> **YOUR ASSIGNMENT**
Please work out how many lines below contain the word "Competency", and reply with only that number.

> **GIVEN ENTRIES**
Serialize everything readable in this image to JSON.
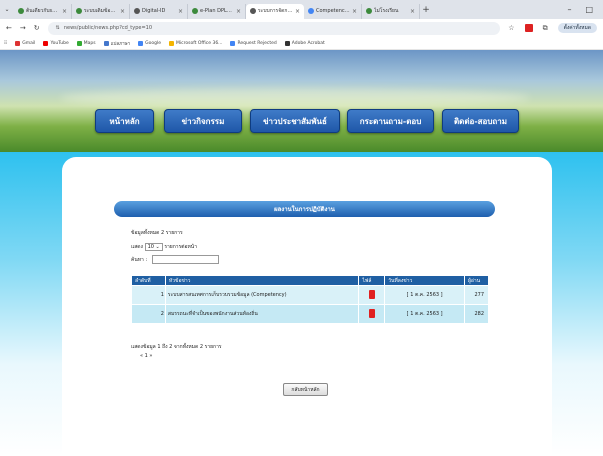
{
  "browser": {
    "tabs": [
      {
        "label": "ต้นเดียวกับsuna"
      },
      {
        "label": "ระบบเดิมข้อมูลร่วมส"
      },
      {
        "label": "Digital-ID"
      },
      {
        "label": "e-Plan DPLAN66-H"
      },
      {
        "label": "ระบบการจัดการเว็บไซ",
        "active": true
      },
      {
        "label": "Competency สรรถน"
      },
      {
        "label": "ไม่โรงเรียน"
      }
    ],
    "url": "news/public/news.php?cd_type=10",
    "profile": "ตั้งค่าทั้งหมด",
    "bookmarks": [
      "Gmail",
      "YouTube",
      "Maps",
      "แปลภาษา",
      "Google",
      "Microsoft Office 36...",
      "Request Rejected",
      "Adobe Acrobat"
    ]
  },
  "nav": {
    "home": "หน้าหลัก",
    "activities": "ข่าวกิจกรรม",
    "pr": "ข่าวประชาสัมพันธ์",
    "board": "กระดานถาม-ตอบ",
    "contact": "ติดต่อ-สอบถาม"
  },
  "section_title": "ผลงานในการปฏิบัติงาน",
  "total_label": "ข้อมูลทั้งหมด 2 รายการ",
  "show_prefix": "แสดง",
  "per_page": "10",
  "per_page_suffix": "รายการต่อหน้า",
  "search_label": "ค้นหา :",
  "table": {
    "headers": [
      "ลำดับที่",
      "หัวข้อข่าว",
      "ไฟล์",
      "วันที่ลงข่าว",
      "ผู้อ่าน"
    ],
    "rows": [
      {
        "no": "1",
        "title": "ระบบสารสนเทศการเก็บรวบรวมข้อมูล (Competency)",
        "date": "[ 1 ต.ค. 2563 ]",
        "reads": "277"
      },
      {
        "no": "2",
        "title": "สมรรถนะที่จำเป็นของพนักงานส่วนท้องถิ่น",
        "date": "[ 1 ต.ค. 2563 ]",
        "reads": "282"
      }
    ]
  },
  "summary": "แสดงข้อมูล 1 ถึง 2 จากทั้งหมด 2 รายการ",
  "pagination": "« 1 »",
  "home_button": "กลับหน้าหลัก"
}
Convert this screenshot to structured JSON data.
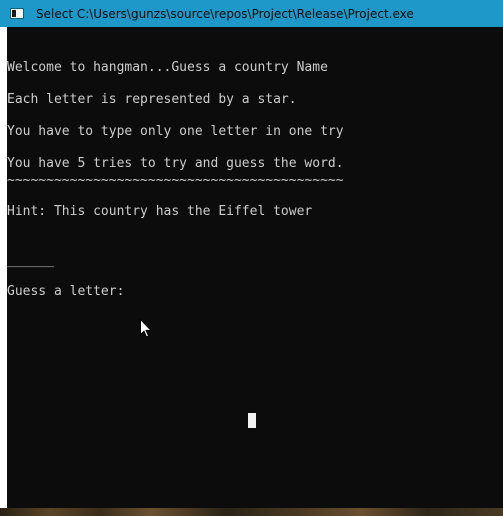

> **SOLUTION FOR THIS TASK**
2